Quantum key distribution (QKD), the gold standard in communications security, works well on long-distance transmissions between stable pieces of equipment. Over a Wi-Fi connection, with one end of a smartphone held at the wrong angle by a shaky hand? Not so much.

Recent work on a prototype device by a European research team could give future shoppers quantum-level security during point-of-sale wireless purchases (Opt. Express, doi:10.1364/OE.25.006784). The collaborators—based at Oxford University in the United Kingdom—studied the slight movements of human hands to develop a dynamic beam-steering scheme based on polarization.

Small movements, impressive results

The team, which included researchers from Nokia Technologies, Finland, and Bay Photonics Ltd., U.K., chose a reference-frame-independent QKD protocol, which relaxes the requirements for precision alignment of the transmitter and receiver. In the device they developed, six resonant-cavity LEDs (RCLEDs) with slightly overlapping spectra generate the qubits of the signal, with a green LED serving as the positioning beacon. The receiver, with the same passband filter as the transmitter and its own infrared beacon, collects photons through six multimode fibers that are connected to silicon avalanche photodetectors.

However, the transmitter and receiver won’t work if they can’t talk to each other long enough to exchange a secure quantum key. The Oxford team measured the slight jittering of handheld laser pointers, and based on the data, designed a micro-electro-mechanical-systems (MEMS) module that could detect the beacon from the opposite terminal and adjust its field of view accordingly.
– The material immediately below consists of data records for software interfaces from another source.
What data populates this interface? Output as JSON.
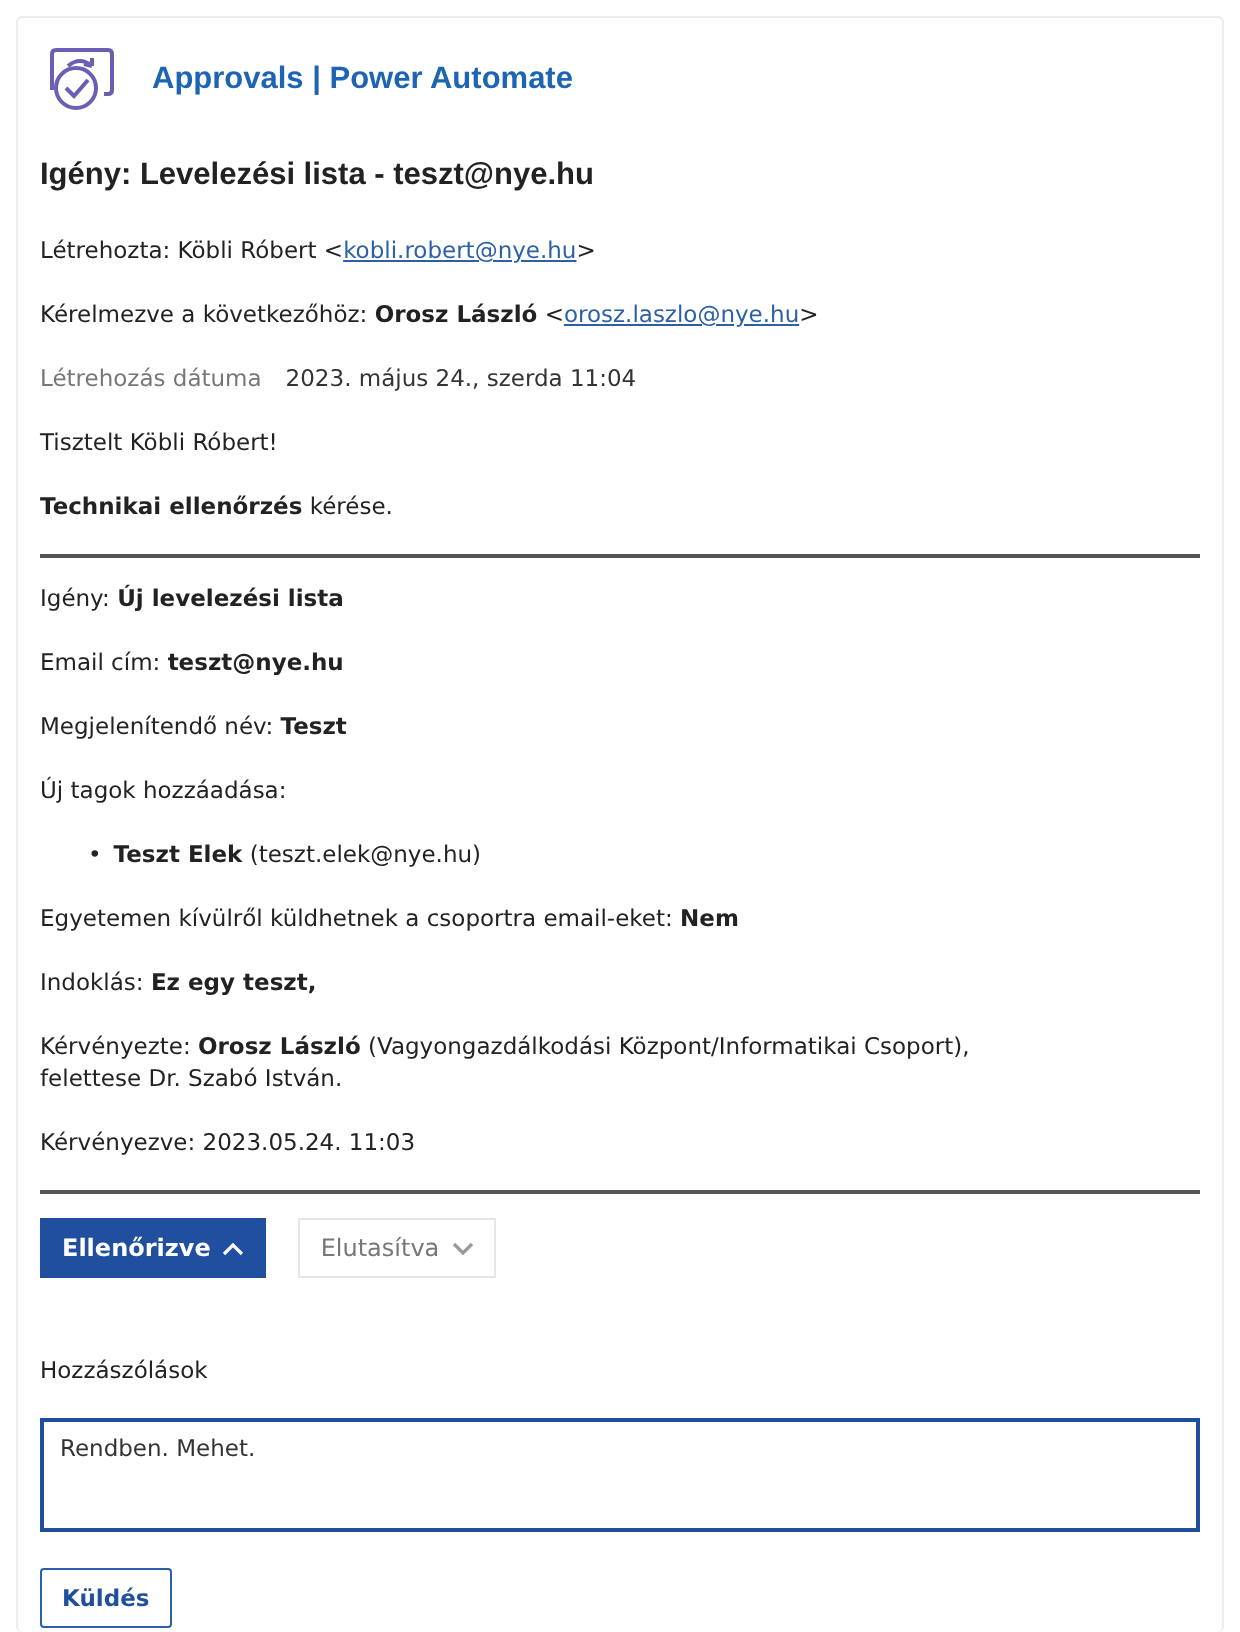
{
  "header": {
    "title": "Approvals | Power Automate"
  },
  "subject": "Igény: Levelezési lista - teszt@nye.hu",
  "meta": [
    {
      "kind": "line",
      "parts": [
        {
          "kind": "text",
          "text": "Létrehozta: Köbli Róbert <"
        },
        {
          "kind": "link",
          "text": "kobli.robert@nye.hu"
        },
        {
          "kind": "text",
          "text": ">"
        }
      ]
    },
    {
      "kind": "line",
      "parts": [
        {
          "kind": "text",
          "text": "Kérelmezve a következőhöz: **Orosz László** <"
        },
        {
          "kind": "link",
          "text": "orosz.laszlo@nye.hu"
        },
        {
          "kind": "text",
          "text": ">"
        }
      ]
    },
    {
      "kind": "date",
      "label": "Létrehozás dátuma",
      "value": "2023. május 24., szerda 11:04"
    },
    {
      "kind": "para",
      "text": "Tisztelt Köbli Róbert!"
    },
    {
      "kind": "para",
      "text": "**Technikai ellenőrzés** kérése."
    }
  ],
  "details": [
    {
      "kind": "para",
      "text": "Igény: **Új levelezési lista**"
    },
    {
      "kind": "para",
      "text": "Email cím: **teszt@nye.hu**"
    },
    {
      "kind": "para",
      "text": "Megjelenítendő név: **Teszt**"
    },
    {
      "kind": "para",
      "text": "Új tagok hozzáadása:"
    },
    {
      "kind": "bullets",
      "items": [
        {
          "marker": "•",
          "text": "**Teszt Elek** (teszt.elek@nye.hu)"
        }
      ]
    },
    {
      "kind": "para",
      "text": "Egyetemen kívülről küldhetnek a csoportra email-eket: **Nem**"
    },
    {
      "kind": "para",
      "text": "Indoklás: **Ez egy teszt,**"
    },
    {
      "kind": "para",
      "text": "Kérvényezte: **Orosz László** (Vagyongazdálkodási Központ/Informatikai Csoport),\nfelettese Dr. Szabó István."
    },
    {
      "kind": "para",
      "text": "Kérvényezve: 2023.05.24. 11:03"
    }
  ],
  "actions": [
    {
      "label": "Ellenőrizve",
      "selected": true
    },
    {
      "label": "Elutasítva",
      "selected": false
    }
  ],
  "comments": {
    "label": "Hozzászólások",
    "value": "Rendben. Mehet."
  },
  "send_button": "Küldés"
}
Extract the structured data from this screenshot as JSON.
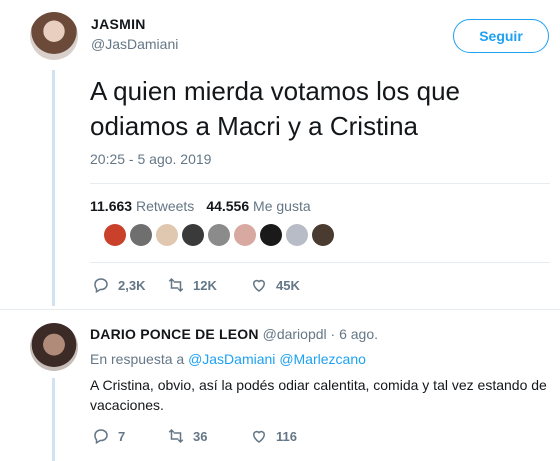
{
  "tweet": {
    "display_name": "JASMIN",
    "handle": "@JasDamiani",
    "follow_label": "Seguir",
    "text": "A quien mierda votamos los que odiamos a Macri y a Cristina",
    "timestamp": "20:25 - 5 ago. 2019",
    "retweets_count": "11.663",
    "retweets_label": "Retweets",
    "likes_count": "44.556",
    "likes_label": "Me gusta",
    "actions": {
      "replies": "2,3K",
      "retweets": "12K",
      "likes": "45K"
    }
  },
  "reply": {
    "display_name": "DARIO PONCE DE LEON",
    "handle": "@dariopdl",
    "separator": "·",
    "time": "6 ago.",
    "in_reply_prefix": "En respuesta a",
    "mention1": "@JasDamiani",
    "mention2": "@Marlezcano",
    "text": "A Cristina, obvio, así la podés odiar calentita, comida y tal vez estando de vacaciones.",
    "actions": {
      "replies": "7",
      "retweets": "36",
      "likes": "116"
    }
  },
  "colors": {
    "accent": "#1da1f2",
    "muted": "#657786",
    "text": "#14171a",
    "thread_line": "#cfe3f3",
    "likers": [
      "#c9412b",
      "#6f6f6f",
      "#e0c7b0",
      "#3a3a3a",
      "#8b8b8b",
      "#d8a9a0",
      "#1a1a1a",
      "#b8bcc6",
      "#4a3b30"
    ]
  },
  "icons": [
    "reply-icon",
    "retweet-icon",
    "heart-icon"
  ]
}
For future success, size matters

The scientists built both devices from off-the-shelf components and tested them under ambient light conditions of about 400 lux. The transmitter and receiver exchanged secret keys at an average rate of 39 kb/s over a distance of 0.5 m.

With a transmitter that’s 25-cm long, the prototype system won’t fit into anyone’s pocket—at least not yet. The researchers suggest several ways to miniaturize the quantum key distribution terminals—fabricating the six RCLEDs on a single chip, for example, or incorporating photonic waveguides. Even so, economics and convenience will ultimately be the deciding factors in the widespread adoption of the technology.